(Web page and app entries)

◆ ◆ ◆ ◆ ◆

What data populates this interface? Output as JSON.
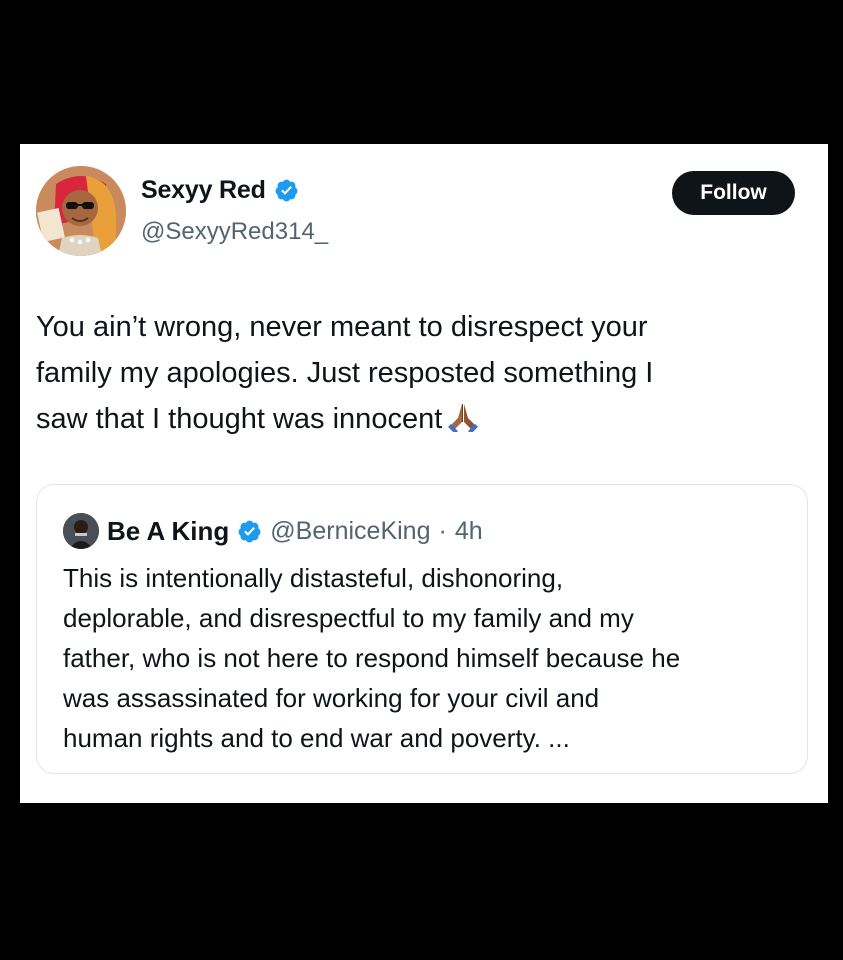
{
  "tweet": {
    "author": {
      "name": "Sexyy Red",
      "handle": "@SexyyRed314_",
      "verified": true
    },
    "follow_label": "Follow",
    "text": "You ain’t wrong, never meant to disrespect your\nfamily my apologies. Just resposted something I\nsaw that I thought was innocent",
    "emoji": "folded-hands-icon"
  },
  "quoted_tweet": {
    "author": {
      "name": "Be A King",
      "handle": "@BerniceKing",
      "verified": true
    },
    "separator": "·",
    "time": "4h",
    "text": "This is intentionally distasteful, dishonoring,\ndeplorable, and disrespectful to my family and my\nfather, who is not here to respond himself because he\nwas assassinated for working for your civil and\nhuman rights and to end war and poverty.  ..."
  },
  "colors": {
    "background": "#000000",
    "card": "#ffffff",
    "text": "#0f1419",
    "secondary_text": "#536471",
    "verified_badge": "#1d9bf0",
    "follow_button": "#0f1419"
  }
}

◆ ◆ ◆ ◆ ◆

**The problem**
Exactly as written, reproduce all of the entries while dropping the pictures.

**Solution for this task**
What data populates this interface? Output as JSON.
{
  "tweet": {
    "author": {
      "name": "Sexyy Red",
      "handle": "@SexyyRed314_",
      "verified": true
    },
    "follow_label": "Follow",
    "text": "You ain’t wrong, never meant to disrespect your\nfamily my apologies. Just resposted something I\nsaw that I thought was innocent",
    "emoji": "folded-hands-icon"
  },
  "quoted_tweet": {
    "author": {
      "name": "Be A King",
      "handle": "@BerniceKing",
      "verified": true
    },
    "separator": "·",
    "time": "4h",
    "text": "This is intentionally distasteful, dishonoring,\ndeplorable, and disrespectful to my family and my\nfather, who is not here to respond himself because he\nwas assassinated for working for your civil and\nhuman rights and to end war and poverty.  ..."
  },
  "colors": {
    "background": "#000000",
    "card": "#ffffff",
    "text": "#0f1419",
    "secondary_text": "#536471",
    "verified_badge": "#1d9bf0",
    "follow_button": "#0f1419"
  }
}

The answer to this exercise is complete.